hough the Supreme Court did not give any relief to the petitioner, it did suggest ways and means of redressing the grievances of the refugees, but with no result. Neither the State nor the Union Government thought it advisable to act on the suggestions as contained in the judgement for obvious reasons, the most important being the oft-repeated argument of Kashmiri leadership that granting citizenship rights to the refugees would mean a change in the state’s demographic profile, erosion of its autonomous status and alienation of Kashmiri Muslims from India. Expectedly, the Union Government sided with the Kashmiri leadership overlooking the human angle. That attitude persists even today.
The operative part of the judgement reads:
In view of the peculiar constitutional position obtaining in the State of Jammu and Kashmir, we do not see what possible relief we can give to the petitioner and those situated like him. All that we can say is that the position of the petitioner and those like him is anomalous and it is up to the legislature of the State of Jammu and Kashmir to take action to amend legislations such as the Jammu and Kashmir Representative of the People Act, 1957, the Land Alienation Act, the Village Panchayat Act, etc so as to make persons like the petitioner who have migrated from West Pakistan in 1947 and who have settled down in the State of Jammu and Kashmir since then, eligible to be included in the electoral roll, to acquire land, to be elected to the panchayats, etc etc. This can be done by suitably amending the legislations without having to amend the Jammu and Kashmir Constitution.
The operative part further reads:
The petitioners have a justifiable grievance. Surely they are entitled to expect to be protected by the State of Jammu and Kashmir. In the peculiar context of the State of Jammu and Kashmir, the Union of India also owes an obligation to make some provisions for the advancement of the cultural, economic and educational rights of these persons. We do hope that the claims of the persons like the petitioner (Bachan Lal) and others to exercise greater rights of citizenship will receive due consideration from the Union of India and the State of Jammu and Kashmir. We are, however, unable to give any relief to the petitioner.

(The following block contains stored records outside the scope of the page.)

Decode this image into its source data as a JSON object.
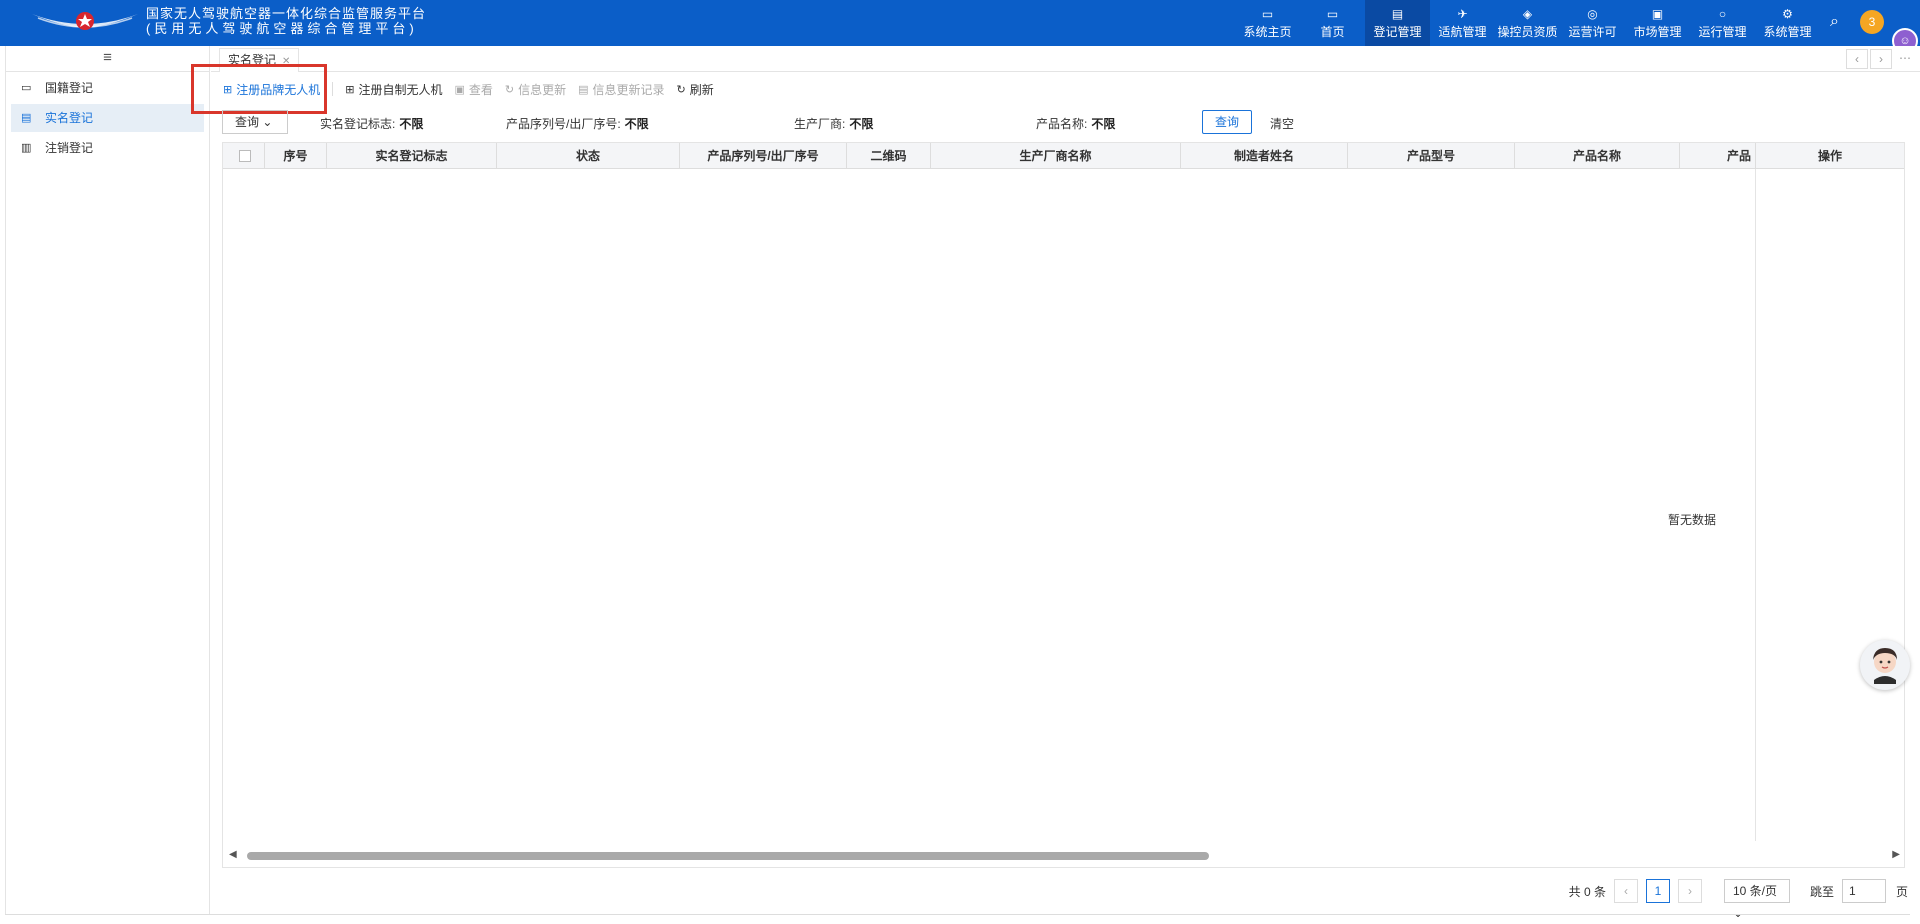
{
  "header": {
    "title_line1": "国家无人驾驶航空器一体化综合监管服务平台",
    "title_line2": "(民用无人驾驶航空器综合管理平台)",
    "nav": [
      {
        "label": "系统主页",
        "icon": "monitor-icon"
      },
      {
        "label": "首页",
        "icon": "desktop-icon"
      },
      {
        "label": "登记管理",
        "icon": "register-icon",
        "active": true
      },
      {
        "label": "适航管理",
        "icon": "drone-icon"
      },
      {
        "label": "操控员资质",
        "icon": "shield-icon"
      },
      {
        "label": "运营许可",
        "icon": "globe-icon"
      },
      {
        "label": "市场管理",
        "icon": "clipboard-icon"
      },
      {
        "label": "运行管理",
        "icon": "cycle-icon"
      },
      {
        "label": "系统管理",
        "icon": "gear-icon"
      }
    ],
    "notification_count": "3"
  },
  "sidebar": {
    "menu_icon": "≡",
    "items": [
      {
        "label": "国籍登记",
        "icon": "folder-icon"
      },
      {
        "label": "实名登记",
        "icon": "id-doc-icon",
        "active": true
      },
      {
        "label": "注销登记",
        "icon": "cancel-doc-icon"
      }
    ]
  },
  "tabs": {
    "items": [
      {
        "label": "实名登记"
      }
    ]
  },
  "toolbar": {
    "buttons": [
      {
        "label": "注册品牌无人机",
        "state": "primary"
      },
      {
        "label": "注册自制无人机",
        "state": "normal"
      },
      {
        "label": "查看",
        "state": "disabled"
      },
      {
        "label": "信息更新",
        "state": "disabled"
      },
      {
        "label": "信息更新记录",
        "state": "disabled"
      },
      {
        "label": "刷新",
        "state": "normal"
      }
    ]
  },
  "filters": {
    "query_dropdown": "查询",
    "realname_flag_label": "实名登记标志:",
    "realname_flag_value": "不限",
    "serial_label": "产品序列号/出厂序号:",
    "serial_value": "不限",
    "manufacturer_label": "生产厂商:",
    "manufacturer_value": "不限",
    "product_name_label": "产品名称:",
    "product_name_value": "不限",
    "query_button": "查询",
    "clear_button": "清空"
  },
  "table": {
    "columns": [
      "序号",
      "实名登记标志",
      "状态",
      "产品序列号/出厂序号",
      "二维码",
      "生产厂商名称",
      "制造者姓名",
      "产品型号",
      "产品名称",
      "产品",
      "操作"
    ],
    "empty_text": "暂无数据"
  },
  "pagination": {
    "total": "共 0 条",
    "current_page": "1",
    "page_size": "10 条/页",
    "jump_label": "跳至",
    "jump_value": "1",
    "page_suffix": "页"
  },
  "colors": {
    "header_bg": "#0b5ec8",
    "accent": "#1a73d9",
    "highlight": "#d9362b"
  }
}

It is hoped the Government of Prime Minister Narendra Modi would undo the past wrongs and grant citizenship rights to the refugees from West Pakistan.
It may appear unbelievable, but it is a fact that the Sheikh Abdullah-led Government in the state granted citizenship rights to numerous Uyghur Muslim families in 1952 and settled them in the Eidgah area of Srinagar with full citizenship rights. The Uyghur Muslims migrated from Xinjiang province of China to escape Communist Beijing’s wrath.
Similarly, the Government of Bakshi Ghulam Mohammad, which replaced the Sheikh Abdullah Government in August 1953, also accorded similar treatment to the Tibetan Muslims who migrated to Kashmir in 1959 in the wake of the Chinese annexation of Tibet. They were also settled in the same locality with full citizenship rights. Tibet’s leader, the 14th Dalai Lama, along with thousands of Tibetans, also migrated to India in 1959.
It is hoped the Government of Prime Minister Narendra Modi would undo the past wrongs and grant citizenship rights to the refugees from West Pakistan. The 2014 BJP Vision Document for Jammu & Kashmir unambiguously says that “the BJP, if voted to power in the state, shall grant all citizenship rights to them”.